When asked who are some of the greatest poets, one might get responses such as Robert Frost, Emily Dickinson or Maya Angelou, and each of these poets are worthy of being considered great. Frost’s “The Road Less Travelled,” Dickinson’s “Success is Counted Sweetest” and Angelou’s “Phenomenal Woman” are a few of the most celebrated poems of the last two centuries; however, some of the most defining poets and poems date back much further. They are contained in a book written over 2,000 years ago: the Bible. Whether reading Proverbs, Psalms, or Song of Songs, the Bible is a poetic masterpiece that has endured various forms and movements in poetry.
In this episode of Poetry Unchained, Shaneen Harris is joined with Pastor Ndubuisi Nwade of Akron Bethel Seventh Day Adventist Church in Akron. They discuss biblical text and poetic forms commonly found in the Bible such as parallelism. Parallelism was commonly used in the Old Testament by Hebrew writers who wanted to have ideas reinforced. They used various techniques such as repeating a concept twice, contrasting one thought with another, or simile and metaphor to convey to the listener the importance of what was being taught.

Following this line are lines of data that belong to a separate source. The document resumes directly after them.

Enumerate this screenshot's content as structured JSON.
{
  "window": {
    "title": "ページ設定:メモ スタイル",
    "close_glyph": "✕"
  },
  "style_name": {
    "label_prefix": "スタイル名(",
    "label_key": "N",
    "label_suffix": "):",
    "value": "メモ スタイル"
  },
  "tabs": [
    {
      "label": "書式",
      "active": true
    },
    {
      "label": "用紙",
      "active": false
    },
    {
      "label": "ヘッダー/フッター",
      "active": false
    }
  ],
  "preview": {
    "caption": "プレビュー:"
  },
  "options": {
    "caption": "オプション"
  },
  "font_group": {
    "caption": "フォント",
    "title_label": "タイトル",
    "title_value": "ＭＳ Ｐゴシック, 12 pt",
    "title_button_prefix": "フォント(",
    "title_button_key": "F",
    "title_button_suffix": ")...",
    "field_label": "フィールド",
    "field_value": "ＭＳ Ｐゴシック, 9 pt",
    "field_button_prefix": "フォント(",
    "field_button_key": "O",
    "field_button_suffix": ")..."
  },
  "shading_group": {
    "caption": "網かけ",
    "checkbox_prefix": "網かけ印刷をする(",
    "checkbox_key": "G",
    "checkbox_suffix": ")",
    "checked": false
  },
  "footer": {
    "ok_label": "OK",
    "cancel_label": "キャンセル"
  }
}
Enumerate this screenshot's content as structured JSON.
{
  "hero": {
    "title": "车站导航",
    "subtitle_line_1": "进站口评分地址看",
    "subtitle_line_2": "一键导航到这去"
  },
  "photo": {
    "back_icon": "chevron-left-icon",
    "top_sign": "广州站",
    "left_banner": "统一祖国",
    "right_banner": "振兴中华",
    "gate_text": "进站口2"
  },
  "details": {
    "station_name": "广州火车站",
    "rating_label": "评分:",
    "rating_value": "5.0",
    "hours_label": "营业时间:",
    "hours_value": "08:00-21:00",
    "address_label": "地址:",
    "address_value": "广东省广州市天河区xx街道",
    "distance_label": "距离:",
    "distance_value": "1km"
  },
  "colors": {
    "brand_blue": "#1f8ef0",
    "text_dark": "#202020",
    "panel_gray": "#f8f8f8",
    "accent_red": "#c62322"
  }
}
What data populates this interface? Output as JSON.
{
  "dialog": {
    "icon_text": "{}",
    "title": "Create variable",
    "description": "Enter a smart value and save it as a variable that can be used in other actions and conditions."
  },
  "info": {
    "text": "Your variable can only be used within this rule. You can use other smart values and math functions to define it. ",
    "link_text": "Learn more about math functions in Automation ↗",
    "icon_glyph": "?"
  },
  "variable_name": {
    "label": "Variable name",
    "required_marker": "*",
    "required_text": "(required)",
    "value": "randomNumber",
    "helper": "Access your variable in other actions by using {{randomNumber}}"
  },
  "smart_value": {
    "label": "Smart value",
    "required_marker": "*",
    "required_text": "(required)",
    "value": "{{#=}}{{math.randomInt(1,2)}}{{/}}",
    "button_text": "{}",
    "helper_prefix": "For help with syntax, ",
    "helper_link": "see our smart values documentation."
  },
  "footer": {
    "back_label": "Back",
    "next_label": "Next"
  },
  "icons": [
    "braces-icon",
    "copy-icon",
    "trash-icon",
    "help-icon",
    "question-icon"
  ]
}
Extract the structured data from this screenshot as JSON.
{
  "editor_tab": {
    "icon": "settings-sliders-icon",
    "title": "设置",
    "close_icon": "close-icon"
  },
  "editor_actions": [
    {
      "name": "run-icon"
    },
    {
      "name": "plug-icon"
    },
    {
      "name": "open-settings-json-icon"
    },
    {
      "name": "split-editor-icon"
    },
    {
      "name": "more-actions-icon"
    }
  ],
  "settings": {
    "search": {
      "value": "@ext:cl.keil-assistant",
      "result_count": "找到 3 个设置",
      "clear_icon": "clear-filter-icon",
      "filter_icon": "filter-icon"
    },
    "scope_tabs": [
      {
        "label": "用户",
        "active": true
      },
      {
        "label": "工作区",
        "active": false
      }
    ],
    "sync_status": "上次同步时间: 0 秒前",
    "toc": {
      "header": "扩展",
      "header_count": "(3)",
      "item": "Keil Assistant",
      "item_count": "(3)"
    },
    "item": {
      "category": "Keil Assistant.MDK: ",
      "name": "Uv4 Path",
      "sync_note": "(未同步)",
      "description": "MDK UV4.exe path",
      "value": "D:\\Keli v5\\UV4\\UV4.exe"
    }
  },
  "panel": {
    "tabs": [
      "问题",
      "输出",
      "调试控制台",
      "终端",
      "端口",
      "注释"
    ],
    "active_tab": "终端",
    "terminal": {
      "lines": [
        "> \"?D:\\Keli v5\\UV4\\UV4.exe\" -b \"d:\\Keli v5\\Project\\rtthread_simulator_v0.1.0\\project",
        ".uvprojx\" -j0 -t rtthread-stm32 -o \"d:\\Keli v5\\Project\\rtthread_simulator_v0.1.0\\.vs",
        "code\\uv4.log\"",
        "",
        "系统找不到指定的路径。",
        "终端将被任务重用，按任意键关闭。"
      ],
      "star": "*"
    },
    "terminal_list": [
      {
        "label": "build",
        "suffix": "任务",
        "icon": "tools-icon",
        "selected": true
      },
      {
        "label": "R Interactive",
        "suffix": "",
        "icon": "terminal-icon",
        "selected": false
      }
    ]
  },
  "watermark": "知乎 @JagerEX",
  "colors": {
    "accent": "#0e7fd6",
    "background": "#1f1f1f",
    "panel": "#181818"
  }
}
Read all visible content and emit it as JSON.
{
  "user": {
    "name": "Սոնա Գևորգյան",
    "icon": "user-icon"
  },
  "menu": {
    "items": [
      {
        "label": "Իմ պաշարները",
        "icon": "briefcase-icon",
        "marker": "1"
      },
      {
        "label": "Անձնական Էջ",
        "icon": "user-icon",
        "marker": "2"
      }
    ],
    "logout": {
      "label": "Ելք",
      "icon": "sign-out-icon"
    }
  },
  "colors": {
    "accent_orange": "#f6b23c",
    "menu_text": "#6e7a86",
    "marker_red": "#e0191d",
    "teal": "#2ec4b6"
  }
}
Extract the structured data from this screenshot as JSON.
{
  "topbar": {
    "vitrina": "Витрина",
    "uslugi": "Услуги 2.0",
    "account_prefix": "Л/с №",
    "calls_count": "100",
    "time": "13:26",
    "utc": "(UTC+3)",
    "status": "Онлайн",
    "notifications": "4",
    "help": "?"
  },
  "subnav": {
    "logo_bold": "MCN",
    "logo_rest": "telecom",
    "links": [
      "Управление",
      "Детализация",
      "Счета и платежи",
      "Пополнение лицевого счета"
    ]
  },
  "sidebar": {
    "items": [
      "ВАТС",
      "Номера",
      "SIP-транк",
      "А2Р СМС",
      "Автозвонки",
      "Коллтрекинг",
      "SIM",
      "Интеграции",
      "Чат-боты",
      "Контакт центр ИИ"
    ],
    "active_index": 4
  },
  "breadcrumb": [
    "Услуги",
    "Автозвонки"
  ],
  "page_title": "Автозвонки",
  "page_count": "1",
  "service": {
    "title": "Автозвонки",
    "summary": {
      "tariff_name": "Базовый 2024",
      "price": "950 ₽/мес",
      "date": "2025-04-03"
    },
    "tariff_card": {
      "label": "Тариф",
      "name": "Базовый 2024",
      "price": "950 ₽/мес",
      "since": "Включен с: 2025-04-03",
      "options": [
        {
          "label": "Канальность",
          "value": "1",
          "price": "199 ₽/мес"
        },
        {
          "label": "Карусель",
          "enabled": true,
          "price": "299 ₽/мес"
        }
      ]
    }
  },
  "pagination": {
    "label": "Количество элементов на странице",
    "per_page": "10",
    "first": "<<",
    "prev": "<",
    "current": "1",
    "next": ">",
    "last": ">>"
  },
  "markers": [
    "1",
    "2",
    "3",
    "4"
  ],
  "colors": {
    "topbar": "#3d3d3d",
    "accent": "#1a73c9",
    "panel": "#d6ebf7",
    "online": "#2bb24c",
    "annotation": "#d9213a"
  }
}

Pastor Nwade highlights some of the biblical verses that use parallelism and then skillfully transforms the verse into a biblical sermon. His passion and dynamic use of rhythm and inflection, as he eloquently shares biblical poetry, resonates within the inner parts of his listener. He reminds us that poetry in the Bible wasn’t meant to appeal to a particular time period, rather the timeless poetic rhythm that exists within each of us.